In the clutch of Indian election contestants with America connections, the story of Deelip Mhaske is perhaps the most amazing.
Mhaske, 35, worked for the New Jersey state government before he went back to Maharashtra. He is contesting from Jalna and faces incumbent Raosaheb Danve of the Bharatiya Janata Party and Vilas Autade of the Congress party.
Mhaske is an alumnus of the Indian Institute of Technology-Bombay, the Harvard Business School and the University of Pennsylvania.
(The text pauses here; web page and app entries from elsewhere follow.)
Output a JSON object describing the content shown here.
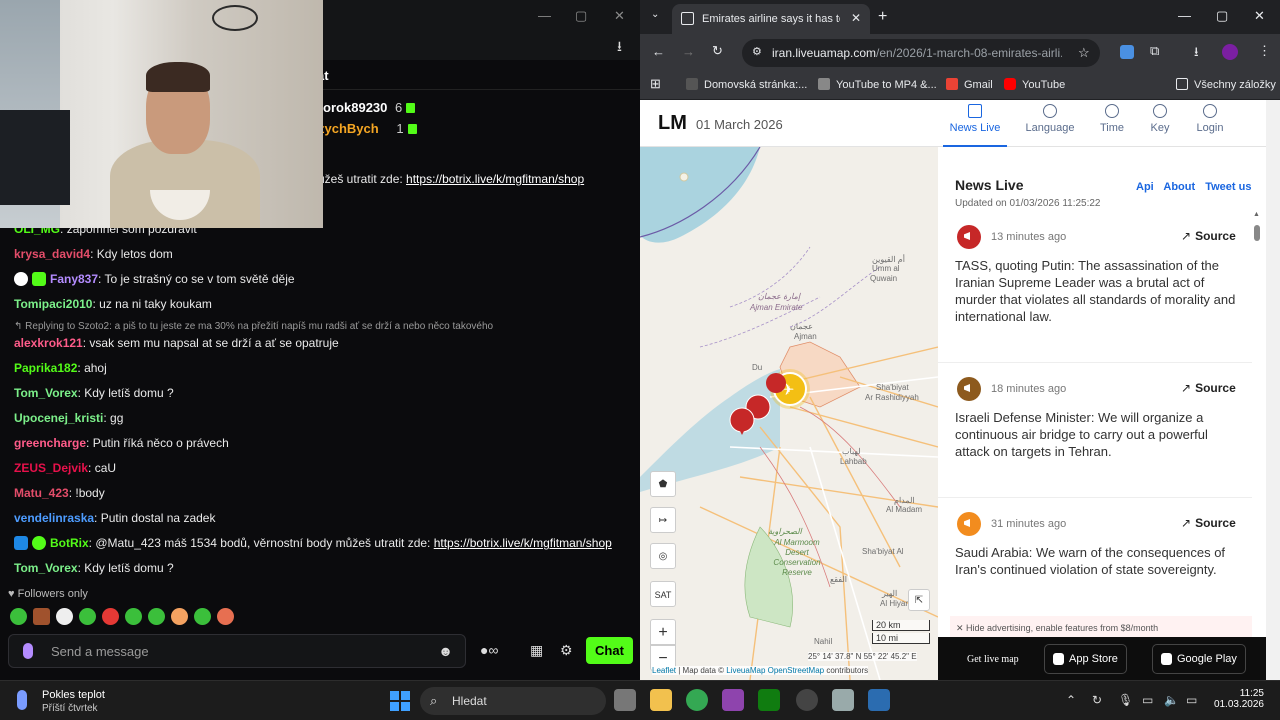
{
  "chat": {
    "header_title": "at",
    "leaders": [
      {
        "name": "rorok89230",
        "count": "6",
        "color": "#ffffff"
      },
      {
        "name": "zychBych",
        "count": "1",
        "color": "#f5a623"
      }
    ],
    "top_line": {
      "text": "ůžeš utratit zde: ",
      "link": "https://botrix.live/k/mgfitman/shop"
    },
    "messages": [
      {
        "user": "OLI_MG",
        "color": "#53fc18",
        "text": "zapomnel som pozdravit"
      },
      {
        "user": "krysa_david4",
        "color": "#e44d6a",
        "text": "Kdy letos dom"
      },
      {
        "user": "Fany837",
        "color": "#b48cff",
        "text": "To je strašný co se v tom světě děje"
      },
      {
        "user": "Tomipaci2010",
        "color": "#7cf08a",
        "text": "uz na ni taky koukam"
      },
      {
        "reply": "Replying to Szoto2: a piš to tu jeste ze ma 30% na přežití napíš mu radši ať se drží a nebo něco takového"
      },
      {
        "user": "alexkrok121",
        "color": "#ff5c8a",
        "text": "vsak sem mu napsal at se drží a ať se opatruje"
      },
      {
        "user": "Paprika182",
        "color": "#53fc18",
        "text": "ahoj"
      },
      {
        "user": "Tom_Vorex",
        "color": "#7cf08a",
        "text": "Kdy letíš domu ?"
      },
      {
        "user": "Upocenej_kristi",
        "color": "#7cf08a",
        "text": "gg"
      },
      {
        "user": "greencharge",
        "color": "#ff5c8a",
        "text": "Putin říká něco o právech"
      },
      {
        "user": "ZEUS_Dejvik",
        "color": "#e8114b",
        "text": "caU"
      },
      {
        "user": "Matu_423",
        "color": "#e44d6a",
        "text": "!body"
      },
      {
        "user": "vendelinraska",
        "color": "#4d9cff",
        "text": "Putin dostal na zadek"
      },
      {
        "user": "BotRix",
        "color": "#53fc18",
        "text": "@Matu_423 máš 1534 bodů, věrnostní body můžeš utratit zde: ",
        "link": "https://botrix.live/k/mgfitman/shop"
      },
      {
        "user": "Tom_Vorex",
        "color": "#7cf08a",
        "text": "Kdy letíš domu ?"
      }
    ],
    "followers_only": "Followers only",
    "input_placeholder": "Send a message",
    "chat_button": "Chat",
    "accent": "#53fc18"
  },
  "browser": {
    "tab_title": "Emirates airline says it has temp",
    "url_host": "iran.liveuamap.com",
    "url_path": "/en/2026/1-march-08-emirates-airli...",
    "bookmarks": [
      "Domovská stránka:...",
      "YouTube to MP4 &...",
      "Gmail",
      "YouTube"
    ],
    "all_bookmarks": "Všechny záložky"
  },
  "site": {
    "logo": "LM",
    "date": "01 March 2026",
    "nav": [
      "News Live",
      "Language",
      "Time",
      "Key",
      "Login"
    ],
    "feed_title": "News Live",
    "feed_links": [
      "Api",
      "About",
      "Tweet us"
    ],
    "updated": "Updated on 01/03/2026 11:25:22",
    "source_label": "Source",
    "items": [
      {
        "ago": "13 minutes ago",
        "text": "TASS, quoting Putin: The assassination of the Iranian Supreme Leader was a brutal act of murder that violates all standards of morality and international law.",
        "color": "#c62828"
      },
      {
        "ago": "18 minutes ago",
        "text": "Israeli Defense Minister: We will organize a continuous air bridge to carry out a powerful attack on targets in Tehran.",
        "color": "#8d5a1e"
      },
      {
        "ago": "31 minutes ago",
        "text": "Saudi Arabia: We warn of the consequences of Iran's continued violation of state sovereignty.",
        "color": "#f28c1e"
      }
    ],
    "ad_text": "✕ Hide advertising, enable features from $8/month",
    "get_app": "Get live map",
    "app_store": "App Store",
    "google_play": "Google Play"
  },
  "map": {
    "labels": {
      "umm": "Umm al",
      "quwain": "Quwain",
      "umm_ar": "أم القيوين",
      "ajman_ar": "إمارة عجمان",
      "ajman": "Ajman Emirate",
      "ajman_city": "Ajman",
      "ajman_city_ar": "عجمان",
      "dubai": "Du",
      "shabiyat": "Sha'biyat",
      "rashidiyyah": "Ar Rashidiyyah",
      "lahbab": "Lahbab",
      "lahbab_ar": "لهباب",
      "madam": "Al Madam",
      "madam_ar": "المدام",
      "desert_ar": "الصحراوية",
      "desert": "Al Marmoom Desert Conservation Reserve",
      "ar1": "الفقع",
      "ar2": "الهير",
      "hiyar": "Al Hiyar",
      "nahil": "Nahil",
      "shabiya2": "Sha'biyat Al"
    },
    "controls": {
      "sat": "SAT",
      "zoom_in": "+",
      "zoom_out": "−"
    },
    "scale_km": "20 km",
    "scale_mi": "10 mi",
    "coords": "25° 14' 37.8\" N 55° 22' 45.2\" E",
    "attribution_leaflet": "Leaflet",
    "attribution_text": " | Map data © ",
    "attribution_link": "LiveuaMap OpenStreetMap",
    "attribution_end": " contributors"
  },
  "taskbar": {
    "weather_title": "Pokles teplot",
    "weather_sub": "Příští čtvrtek",
    "search": "Hledat",
    "time": "11:25",
    "date": "01.03.2026"
  }
}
He is also a Dalit, and lost his home, a 10 x 10 tenement, in a slum demolition drive in Mumbai years ago.
When he was in IIT, The Times of India reports, he doubled up as a construction labourer while his mother worked as a rag-picker.
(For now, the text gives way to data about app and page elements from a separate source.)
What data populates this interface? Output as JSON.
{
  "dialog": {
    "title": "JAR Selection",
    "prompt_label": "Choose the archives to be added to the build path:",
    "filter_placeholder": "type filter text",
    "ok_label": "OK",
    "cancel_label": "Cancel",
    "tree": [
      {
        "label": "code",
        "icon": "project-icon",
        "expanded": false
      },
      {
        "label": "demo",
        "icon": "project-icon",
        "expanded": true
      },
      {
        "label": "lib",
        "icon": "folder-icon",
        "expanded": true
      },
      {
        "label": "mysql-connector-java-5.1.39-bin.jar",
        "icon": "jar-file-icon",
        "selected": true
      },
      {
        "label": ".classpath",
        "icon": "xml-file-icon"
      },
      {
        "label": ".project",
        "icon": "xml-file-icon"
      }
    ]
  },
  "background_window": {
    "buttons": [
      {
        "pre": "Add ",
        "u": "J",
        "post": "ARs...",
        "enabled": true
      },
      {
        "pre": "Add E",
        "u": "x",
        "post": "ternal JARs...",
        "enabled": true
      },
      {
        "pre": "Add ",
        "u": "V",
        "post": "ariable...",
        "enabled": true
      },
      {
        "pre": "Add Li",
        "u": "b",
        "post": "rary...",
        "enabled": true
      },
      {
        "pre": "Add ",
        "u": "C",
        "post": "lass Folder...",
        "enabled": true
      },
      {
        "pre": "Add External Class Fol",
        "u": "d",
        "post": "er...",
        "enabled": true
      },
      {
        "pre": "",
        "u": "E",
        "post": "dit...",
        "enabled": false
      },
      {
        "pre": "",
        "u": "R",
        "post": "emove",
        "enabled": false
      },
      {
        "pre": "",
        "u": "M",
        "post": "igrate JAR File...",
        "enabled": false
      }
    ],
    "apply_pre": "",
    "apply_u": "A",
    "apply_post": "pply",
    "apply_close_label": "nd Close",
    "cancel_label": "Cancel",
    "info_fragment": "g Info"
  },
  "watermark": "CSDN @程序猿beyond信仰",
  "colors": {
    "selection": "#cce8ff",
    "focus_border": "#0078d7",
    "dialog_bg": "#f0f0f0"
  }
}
'I once landed up at a building where my classmate lived in order to carry out some construction work,' Mhaske told The Times of India. 'That's when she discovered for the first time that I worked as a construction labourer.'
He won a government scholarship at age 10, which gave him admission in Navodaya Vidyalaya, which is part of a chain of schools that provide quality education to talented children from the villages.
He told The Times of India he was past of the Lok Satta party in Hyderabad, and helped up a chapter of that party in Maharashtra.
Mhaske reportedly transformed the lives of several communities living in five slum tenements of Mumbai, and was nominated for the Mann Award that recognises innovations in health and human rights.
Image: Deelip Mhaske with anti-corruption activist Kisan Baburao 'Anna' Hazare
Photograph courtesy: Wikimedia Commons